Dataset records:

+++++

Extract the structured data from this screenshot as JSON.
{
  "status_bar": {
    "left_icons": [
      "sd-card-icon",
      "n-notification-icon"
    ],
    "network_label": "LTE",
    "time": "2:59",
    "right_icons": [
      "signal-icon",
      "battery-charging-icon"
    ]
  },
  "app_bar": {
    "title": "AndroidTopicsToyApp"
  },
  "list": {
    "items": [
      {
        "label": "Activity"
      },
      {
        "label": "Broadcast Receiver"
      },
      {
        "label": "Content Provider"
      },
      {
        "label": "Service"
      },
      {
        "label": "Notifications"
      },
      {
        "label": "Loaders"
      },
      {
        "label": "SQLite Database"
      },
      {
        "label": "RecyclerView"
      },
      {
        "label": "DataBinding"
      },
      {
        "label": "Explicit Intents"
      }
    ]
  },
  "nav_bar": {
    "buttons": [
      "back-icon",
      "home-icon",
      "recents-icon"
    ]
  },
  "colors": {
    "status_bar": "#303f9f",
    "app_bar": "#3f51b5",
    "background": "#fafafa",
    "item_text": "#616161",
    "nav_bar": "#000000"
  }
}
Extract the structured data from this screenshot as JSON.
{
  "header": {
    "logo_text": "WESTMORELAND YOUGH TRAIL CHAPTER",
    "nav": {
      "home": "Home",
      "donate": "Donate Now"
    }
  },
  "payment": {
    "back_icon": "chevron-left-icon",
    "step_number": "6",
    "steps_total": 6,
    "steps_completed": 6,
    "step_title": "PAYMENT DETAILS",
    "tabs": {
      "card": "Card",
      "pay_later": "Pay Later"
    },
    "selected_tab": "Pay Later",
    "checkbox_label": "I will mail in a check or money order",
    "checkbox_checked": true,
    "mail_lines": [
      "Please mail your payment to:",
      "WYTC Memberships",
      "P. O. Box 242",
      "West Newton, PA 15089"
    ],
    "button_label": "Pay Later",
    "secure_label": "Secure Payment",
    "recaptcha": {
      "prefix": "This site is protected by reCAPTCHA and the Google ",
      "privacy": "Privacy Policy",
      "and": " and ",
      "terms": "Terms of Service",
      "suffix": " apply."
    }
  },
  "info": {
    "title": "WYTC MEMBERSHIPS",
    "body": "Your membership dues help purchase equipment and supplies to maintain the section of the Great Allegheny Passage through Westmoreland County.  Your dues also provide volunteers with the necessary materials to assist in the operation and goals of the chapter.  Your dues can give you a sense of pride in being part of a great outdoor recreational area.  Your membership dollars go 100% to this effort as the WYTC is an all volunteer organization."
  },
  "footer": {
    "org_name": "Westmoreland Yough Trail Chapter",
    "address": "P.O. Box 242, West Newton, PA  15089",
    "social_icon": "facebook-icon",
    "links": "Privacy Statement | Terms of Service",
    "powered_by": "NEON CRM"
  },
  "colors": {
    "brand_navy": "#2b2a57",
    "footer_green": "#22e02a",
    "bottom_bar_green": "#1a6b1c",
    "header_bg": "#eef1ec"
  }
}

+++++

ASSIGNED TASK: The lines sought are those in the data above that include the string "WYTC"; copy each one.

SOLUTION BELOW:
      "WYTC Memberships",
    "title": "WYTC MEMBERSHIPS",
    "body": "Your membership dues help purchase equipment and supplies to maintain the section of the Great Allegheny Passage through Westmoreland County.  Your dues also provide volunteers with the necessary materials to assist in the operation and goals of the chapter.  Your dues can give you a sense of pride in being part of a great outdoor recreational area.  Your membership dollars go 100% to this effort as the WYTC is an all volunteer organization."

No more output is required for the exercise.